• _WORK ORDER_: Determine how many of the lines below hold the word "name". Give the number and nothing else.

Collection entries:
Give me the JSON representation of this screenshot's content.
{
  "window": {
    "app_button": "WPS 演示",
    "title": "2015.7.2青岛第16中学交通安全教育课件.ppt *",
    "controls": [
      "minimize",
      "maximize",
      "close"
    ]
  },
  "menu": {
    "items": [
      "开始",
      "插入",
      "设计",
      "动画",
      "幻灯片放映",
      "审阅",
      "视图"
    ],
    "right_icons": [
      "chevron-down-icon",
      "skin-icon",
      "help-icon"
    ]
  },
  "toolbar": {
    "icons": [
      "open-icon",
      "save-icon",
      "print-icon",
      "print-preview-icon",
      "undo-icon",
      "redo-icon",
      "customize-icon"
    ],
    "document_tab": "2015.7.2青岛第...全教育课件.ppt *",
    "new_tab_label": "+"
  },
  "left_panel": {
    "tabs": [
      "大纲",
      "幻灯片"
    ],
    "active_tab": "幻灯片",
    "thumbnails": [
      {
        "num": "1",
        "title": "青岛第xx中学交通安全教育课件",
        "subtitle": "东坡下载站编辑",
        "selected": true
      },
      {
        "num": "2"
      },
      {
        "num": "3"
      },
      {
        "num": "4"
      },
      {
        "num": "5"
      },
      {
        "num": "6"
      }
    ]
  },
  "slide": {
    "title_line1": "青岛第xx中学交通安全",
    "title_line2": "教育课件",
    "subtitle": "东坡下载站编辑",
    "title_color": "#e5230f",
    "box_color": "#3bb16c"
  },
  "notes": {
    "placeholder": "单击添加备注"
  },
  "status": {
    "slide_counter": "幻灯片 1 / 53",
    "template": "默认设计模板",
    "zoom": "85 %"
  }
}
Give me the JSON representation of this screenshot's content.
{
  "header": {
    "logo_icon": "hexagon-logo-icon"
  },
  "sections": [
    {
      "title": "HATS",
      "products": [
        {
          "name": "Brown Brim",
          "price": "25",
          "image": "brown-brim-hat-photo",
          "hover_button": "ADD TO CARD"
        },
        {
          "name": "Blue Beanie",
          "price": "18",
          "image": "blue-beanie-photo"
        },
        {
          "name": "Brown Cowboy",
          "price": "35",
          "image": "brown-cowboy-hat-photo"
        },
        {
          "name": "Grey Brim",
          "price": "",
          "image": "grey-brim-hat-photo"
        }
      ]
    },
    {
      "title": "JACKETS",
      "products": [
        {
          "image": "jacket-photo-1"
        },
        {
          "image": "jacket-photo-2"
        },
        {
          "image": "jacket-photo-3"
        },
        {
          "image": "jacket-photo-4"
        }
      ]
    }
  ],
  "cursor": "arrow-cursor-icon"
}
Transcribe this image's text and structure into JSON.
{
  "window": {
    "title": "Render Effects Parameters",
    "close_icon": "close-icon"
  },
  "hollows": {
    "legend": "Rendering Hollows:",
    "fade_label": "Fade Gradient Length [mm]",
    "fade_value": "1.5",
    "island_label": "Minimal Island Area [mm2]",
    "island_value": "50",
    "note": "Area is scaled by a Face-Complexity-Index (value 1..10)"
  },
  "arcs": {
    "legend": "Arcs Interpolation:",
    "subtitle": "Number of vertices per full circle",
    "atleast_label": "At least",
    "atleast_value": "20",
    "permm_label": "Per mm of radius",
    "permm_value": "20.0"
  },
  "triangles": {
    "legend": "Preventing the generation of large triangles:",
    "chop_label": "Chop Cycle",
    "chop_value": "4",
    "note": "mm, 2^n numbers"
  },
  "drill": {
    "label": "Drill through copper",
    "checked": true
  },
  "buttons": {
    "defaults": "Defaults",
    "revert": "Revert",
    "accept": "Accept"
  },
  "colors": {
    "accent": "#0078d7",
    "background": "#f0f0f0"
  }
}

• _ANSWER AREA_: 4